Summer doesn’t officially begin until Sunday, but the Antelope Valley was basking this week in some summer-like conditions, and authorities urged the public to take simple common-sense steps to avoid heat-related ailments.
Temperatures are expected to be 15 to 25 degrees above normal across Southern California through the end of the weekend, according to the National Weather Service.
By midday, temperatures had already reached 99 in Lancaster and 98 in Palmdale.
Forecasters said the heat wave is expected to continue into early next week, with the highest temperatures expected over the weekend.
The National Weather Service recommends the following heat safety tips:
- Slow down. Reduce, eliminate or reschedule strenuous activities until the coolest time of the day. Children, seniors and anyone with health problems should stay in the coolest available place, not necessarily indoors.
- Dress for the weather. Wear lightweight, loose lifting, light-colored clothing to reflect heat and sunlight.
- Eat light, cool, easy-to-digest foods such as fruit or salads.

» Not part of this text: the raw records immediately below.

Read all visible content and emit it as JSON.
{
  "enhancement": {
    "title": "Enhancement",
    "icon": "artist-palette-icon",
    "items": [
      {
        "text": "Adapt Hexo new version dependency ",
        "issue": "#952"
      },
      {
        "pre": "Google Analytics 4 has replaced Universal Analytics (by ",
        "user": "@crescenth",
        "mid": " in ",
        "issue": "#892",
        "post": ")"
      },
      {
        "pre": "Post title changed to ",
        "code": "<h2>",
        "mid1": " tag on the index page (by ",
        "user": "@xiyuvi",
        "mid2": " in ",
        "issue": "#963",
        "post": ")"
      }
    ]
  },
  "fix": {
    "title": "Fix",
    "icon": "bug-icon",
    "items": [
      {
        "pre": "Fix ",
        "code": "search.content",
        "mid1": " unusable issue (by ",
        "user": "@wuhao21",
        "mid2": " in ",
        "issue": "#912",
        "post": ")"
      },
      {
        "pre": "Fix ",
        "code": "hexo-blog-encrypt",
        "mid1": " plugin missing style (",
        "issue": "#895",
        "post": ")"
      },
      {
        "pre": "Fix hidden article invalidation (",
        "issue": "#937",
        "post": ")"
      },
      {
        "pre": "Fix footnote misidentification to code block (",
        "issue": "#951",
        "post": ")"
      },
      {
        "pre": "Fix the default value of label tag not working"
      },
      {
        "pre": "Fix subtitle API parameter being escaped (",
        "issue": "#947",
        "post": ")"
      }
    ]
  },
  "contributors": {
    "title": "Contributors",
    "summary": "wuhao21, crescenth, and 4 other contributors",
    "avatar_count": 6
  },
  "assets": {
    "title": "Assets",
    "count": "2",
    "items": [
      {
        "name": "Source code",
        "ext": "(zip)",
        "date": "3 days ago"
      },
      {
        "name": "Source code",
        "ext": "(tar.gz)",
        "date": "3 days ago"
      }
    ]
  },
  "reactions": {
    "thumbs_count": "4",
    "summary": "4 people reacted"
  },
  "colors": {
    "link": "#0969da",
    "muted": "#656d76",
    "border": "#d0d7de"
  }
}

- Drink plenty of water (not very cold), non-alcoholic and decaffeinated fluids, even if you don’t feel thirsty. If you on a fluid restrictive diet or have a problem with fluid retention, consult a physician before increasing consumption of fluids.
- Use air conditioners or spend time in air-conditioned locations such as malls and libraries.
- Use portable electric fans to exhaust hot air from rooms or draw in cooler air.
- Do not direct the flow of portable electric fans toward yourself when room temperature is hotter than 90°F. The dry blowing air will dehydrate you faster, endangering your health.
- Minimize direct exposure to the sun. Sunburn reduces your body’s ability to dissipate heat.
- Take a cool bath or shower.
- Do not take salt tablets unless specified by a physician.
- Check on older, sick, or frail people who may need help responding to the heat. Each year, dozens of children and untold numbers of pets left in parked vehicles die from hyperthermia. Keep your children, disabled adults, and pets safe during tumultuous heat waves.
- For more heat health tips, go to the Centers for Disease Control and Prevention here.
State workplace-safety officials called on employers with outdoor workers to protect them from the intense temperatures.
“During times of sustained high heat, it is especially important that employers take the necessary steps to prevent heat illness for their outdoor workers,” said Christine Baker, director of the state Department of Industrial Relations.
California’s 10-year-old regulations for heat-illness prevention were amended effective May 1. The changes clarify requirements related to the provision of water rest and shade protections for all outdoor workers, which are detailed in Cal/OSHA’s guidance on the new requirements.
Employer requirements under the heat regulation include:
- Training for all employees and supervisors about heat-illness prevention;
- Provision of cool, fresh water as close as practicable to the work area at no cost to workers;
- Shade provided whenever the temperature rises above 80 degrees Fahrenheit and enough shade to accommodate the number of workers taking a break;
- Encouragement of employees to take cool-down rests and monitoring for symptoms of heat illness; and
- Acclimatization to ensure that workers, especially new hires, safely adapt to increased temperatures during a heat wave.
Special high-heat procedures are also required when temperatures reach 95 degrees or higher and workers are at greater risk. At these times, supervisors must take the following extra precautions:
- Observe workers for signs and symptoms of heat illness;
- Hold pre-shift meetings on safety and remind workers to drink water frequently;
- Require that workers take a cool-down rest every two hours; and
- Ensure effective communication systems are in place so that emergency assistance can be summoned immediately if necessary.
Cal/OSHA inspects work sites in outdoor industries such as agriculture, construction, landscaping, and others throughout the heat season. Through partnerships with various employer and worker organizations in different industries, the agency also provides consultation, outreach and training on heat illness prevention.